If we think about indoctrination, I wouldn't say that it means brainwashing but it's more about teaching someone else beliefs which they begin to accept without a rational and critical thinking process. This isn't specific to religion because this takes place all the time, whether we are in an English lesson or a History lesson and it isn't specific to schools because it can take place at home, in a family environment or even amongst a friendship group whilst having a conversation. It seems it happens unknowingly all the time.
The first question I ask is do faith schools actually set out to indoctrinate in the first place? Is this their purpose and do they promote religious beliefs all the time? Is this even possible? A friend of mine went to a Catholic school for a few months and during mass, she wasn't allowed to eat the bread which was blessed because she didn't follow that faith. She wasn't forced into abiding by Christian beliefs either. How successful are faith schools at indoctrinating pupils if at all they do this and can you actually do this in a secular society?
Secondly, some may argue that state based faith schools may emphasise on religious beliefs so much so that the results of traditional subjects such as English, Maths and Science may see poorer results. Is this statistically proven? Aren't teachers at state faith schools just as qualified at teachers at standard state schools. Regarding teachers, do they have the same faith as the students they teach and does loco parentis impact a childs' religious beliefs?
Thirdly, some say that faith schools are racially segregated and do not teach pupils how to integrate with students who are different to them. Is this true? Are such students not capable of joining society in the same way that everyone else seems to be doing. What makes them "different and incapable"?
If, for example faith schools were abolished, wouldn't we find that schools in particular less diverse areas will have the majority of its students following the same faith anyway but to different degrees, so wouldn't they spend their time at school with students of the same faith anyway? This would all happen regardless of being at a faith school or not.
Fourthly, whose responsibility is it to decide what school a child go to? Doesn't this lie with their parents? If a parent wants their child to follow the same religion as them, wouldn't they think that it is best for them to go to such a school? Even if they didn't, they would be teaching their child their religious beliefs at home, or sending them to an educational institute or establishment or place of worship to teach them their religion during out of school hours perhaps.

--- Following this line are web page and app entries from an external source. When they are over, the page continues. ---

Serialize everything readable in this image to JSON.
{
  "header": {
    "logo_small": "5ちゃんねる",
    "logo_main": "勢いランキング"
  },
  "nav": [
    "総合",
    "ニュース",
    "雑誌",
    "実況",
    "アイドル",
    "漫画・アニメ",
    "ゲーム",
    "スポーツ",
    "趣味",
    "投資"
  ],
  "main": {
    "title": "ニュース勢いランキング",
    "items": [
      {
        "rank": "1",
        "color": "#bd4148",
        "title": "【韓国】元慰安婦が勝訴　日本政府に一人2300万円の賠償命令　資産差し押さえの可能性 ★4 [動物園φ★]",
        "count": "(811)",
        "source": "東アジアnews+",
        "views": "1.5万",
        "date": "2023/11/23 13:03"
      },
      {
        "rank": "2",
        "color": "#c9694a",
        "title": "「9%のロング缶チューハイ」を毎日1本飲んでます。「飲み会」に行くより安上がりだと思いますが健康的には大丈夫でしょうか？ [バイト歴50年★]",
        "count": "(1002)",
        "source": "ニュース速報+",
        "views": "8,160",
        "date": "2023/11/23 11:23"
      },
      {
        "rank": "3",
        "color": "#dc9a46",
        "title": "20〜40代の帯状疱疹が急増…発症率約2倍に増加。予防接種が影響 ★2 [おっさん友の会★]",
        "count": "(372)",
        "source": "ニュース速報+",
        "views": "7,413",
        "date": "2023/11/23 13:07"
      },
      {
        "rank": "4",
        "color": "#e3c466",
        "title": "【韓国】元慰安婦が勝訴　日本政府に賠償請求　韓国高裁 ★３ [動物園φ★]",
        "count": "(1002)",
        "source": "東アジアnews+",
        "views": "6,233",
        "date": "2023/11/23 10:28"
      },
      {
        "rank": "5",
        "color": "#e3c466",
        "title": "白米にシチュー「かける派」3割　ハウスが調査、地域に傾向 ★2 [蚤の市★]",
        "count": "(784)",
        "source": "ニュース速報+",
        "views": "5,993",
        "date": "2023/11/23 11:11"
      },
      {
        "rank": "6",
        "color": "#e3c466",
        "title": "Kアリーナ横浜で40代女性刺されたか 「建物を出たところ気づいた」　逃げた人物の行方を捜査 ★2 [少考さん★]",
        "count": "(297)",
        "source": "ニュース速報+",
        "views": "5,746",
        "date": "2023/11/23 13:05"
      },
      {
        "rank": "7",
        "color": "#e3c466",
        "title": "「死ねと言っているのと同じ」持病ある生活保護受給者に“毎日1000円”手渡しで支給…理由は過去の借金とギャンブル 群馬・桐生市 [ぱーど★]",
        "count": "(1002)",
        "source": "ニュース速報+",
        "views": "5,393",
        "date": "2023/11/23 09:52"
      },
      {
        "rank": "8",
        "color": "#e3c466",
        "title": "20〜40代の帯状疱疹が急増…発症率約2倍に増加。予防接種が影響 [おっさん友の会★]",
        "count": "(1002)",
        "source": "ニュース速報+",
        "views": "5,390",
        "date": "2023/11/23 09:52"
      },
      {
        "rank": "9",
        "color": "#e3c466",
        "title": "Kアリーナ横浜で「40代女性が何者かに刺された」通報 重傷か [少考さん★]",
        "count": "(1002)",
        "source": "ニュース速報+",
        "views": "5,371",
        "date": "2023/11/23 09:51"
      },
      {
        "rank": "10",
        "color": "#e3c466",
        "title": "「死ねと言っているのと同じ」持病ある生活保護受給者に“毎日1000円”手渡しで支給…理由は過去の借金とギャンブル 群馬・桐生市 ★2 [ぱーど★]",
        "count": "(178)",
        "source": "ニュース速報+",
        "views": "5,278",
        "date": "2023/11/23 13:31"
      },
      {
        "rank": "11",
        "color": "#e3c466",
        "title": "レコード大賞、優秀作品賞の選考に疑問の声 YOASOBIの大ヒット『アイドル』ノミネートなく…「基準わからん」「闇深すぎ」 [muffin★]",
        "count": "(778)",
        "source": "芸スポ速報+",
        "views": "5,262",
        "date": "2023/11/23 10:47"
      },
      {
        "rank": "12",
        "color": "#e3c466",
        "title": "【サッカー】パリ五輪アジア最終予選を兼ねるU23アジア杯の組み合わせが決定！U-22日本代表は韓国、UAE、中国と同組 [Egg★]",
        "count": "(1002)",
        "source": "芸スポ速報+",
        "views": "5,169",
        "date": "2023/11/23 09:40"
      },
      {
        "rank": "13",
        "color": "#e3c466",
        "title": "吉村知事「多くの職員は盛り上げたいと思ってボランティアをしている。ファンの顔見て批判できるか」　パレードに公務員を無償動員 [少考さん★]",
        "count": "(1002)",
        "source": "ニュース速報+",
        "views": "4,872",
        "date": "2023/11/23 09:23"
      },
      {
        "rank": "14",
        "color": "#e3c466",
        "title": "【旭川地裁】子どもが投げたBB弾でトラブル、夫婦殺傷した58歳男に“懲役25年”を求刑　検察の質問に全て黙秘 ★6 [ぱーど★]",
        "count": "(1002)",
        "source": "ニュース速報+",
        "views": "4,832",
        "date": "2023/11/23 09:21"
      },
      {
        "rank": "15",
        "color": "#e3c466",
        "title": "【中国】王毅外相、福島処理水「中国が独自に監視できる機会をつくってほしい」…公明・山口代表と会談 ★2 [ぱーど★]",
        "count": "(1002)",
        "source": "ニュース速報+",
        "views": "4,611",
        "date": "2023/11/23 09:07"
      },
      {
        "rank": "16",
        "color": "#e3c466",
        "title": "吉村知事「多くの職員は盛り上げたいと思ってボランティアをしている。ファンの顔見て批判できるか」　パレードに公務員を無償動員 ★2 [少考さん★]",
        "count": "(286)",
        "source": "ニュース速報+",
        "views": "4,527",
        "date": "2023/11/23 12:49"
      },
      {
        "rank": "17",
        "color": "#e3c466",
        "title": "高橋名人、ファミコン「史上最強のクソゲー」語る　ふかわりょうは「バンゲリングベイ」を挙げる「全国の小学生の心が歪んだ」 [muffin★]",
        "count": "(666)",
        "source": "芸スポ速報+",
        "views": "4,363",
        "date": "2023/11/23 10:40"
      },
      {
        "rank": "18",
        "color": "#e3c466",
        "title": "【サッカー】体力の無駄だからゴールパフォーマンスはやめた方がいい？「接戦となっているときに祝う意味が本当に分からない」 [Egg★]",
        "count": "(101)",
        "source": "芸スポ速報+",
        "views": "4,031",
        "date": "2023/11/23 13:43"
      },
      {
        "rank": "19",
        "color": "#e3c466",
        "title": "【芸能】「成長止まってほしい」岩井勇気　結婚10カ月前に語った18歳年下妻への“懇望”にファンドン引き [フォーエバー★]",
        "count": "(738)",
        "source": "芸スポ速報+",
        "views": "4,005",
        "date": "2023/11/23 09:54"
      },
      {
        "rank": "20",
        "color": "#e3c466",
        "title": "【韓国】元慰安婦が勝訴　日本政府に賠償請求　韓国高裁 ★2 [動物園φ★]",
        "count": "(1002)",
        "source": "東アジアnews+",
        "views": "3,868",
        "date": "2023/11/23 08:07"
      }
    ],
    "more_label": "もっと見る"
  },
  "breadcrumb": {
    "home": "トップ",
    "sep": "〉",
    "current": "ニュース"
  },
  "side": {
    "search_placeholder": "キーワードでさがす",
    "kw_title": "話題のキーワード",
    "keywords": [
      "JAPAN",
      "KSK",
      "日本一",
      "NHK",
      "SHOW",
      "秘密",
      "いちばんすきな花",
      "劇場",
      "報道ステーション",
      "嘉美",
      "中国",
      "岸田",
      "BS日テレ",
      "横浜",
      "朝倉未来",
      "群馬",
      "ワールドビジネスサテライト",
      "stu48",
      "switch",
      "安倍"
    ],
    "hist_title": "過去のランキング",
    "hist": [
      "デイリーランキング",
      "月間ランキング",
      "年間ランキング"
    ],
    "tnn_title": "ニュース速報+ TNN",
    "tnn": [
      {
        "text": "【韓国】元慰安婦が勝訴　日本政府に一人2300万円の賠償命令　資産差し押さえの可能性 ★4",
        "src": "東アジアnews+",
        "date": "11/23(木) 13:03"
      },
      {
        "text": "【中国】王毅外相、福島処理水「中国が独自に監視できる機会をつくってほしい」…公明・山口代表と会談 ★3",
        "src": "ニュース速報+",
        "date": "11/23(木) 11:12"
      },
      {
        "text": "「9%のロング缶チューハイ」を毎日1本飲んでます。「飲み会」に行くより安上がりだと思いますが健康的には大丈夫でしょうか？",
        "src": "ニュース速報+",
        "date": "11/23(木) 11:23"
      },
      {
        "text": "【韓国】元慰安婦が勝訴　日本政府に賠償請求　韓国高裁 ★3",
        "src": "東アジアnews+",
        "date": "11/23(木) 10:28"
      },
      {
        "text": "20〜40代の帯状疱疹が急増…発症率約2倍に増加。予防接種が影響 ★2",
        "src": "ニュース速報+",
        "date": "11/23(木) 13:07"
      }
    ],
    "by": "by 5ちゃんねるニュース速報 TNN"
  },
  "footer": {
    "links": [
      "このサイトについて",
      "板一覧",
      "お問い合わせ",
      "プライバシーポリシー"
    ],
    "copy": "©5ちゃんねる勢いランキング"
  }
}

Also, if a child feels they have been indoctrinated during their school life, there is nothing that stops them from leaving at 16 and discovering for themselves what is deemed true and what is not. Or do you think it is too late for this?
That's it from me.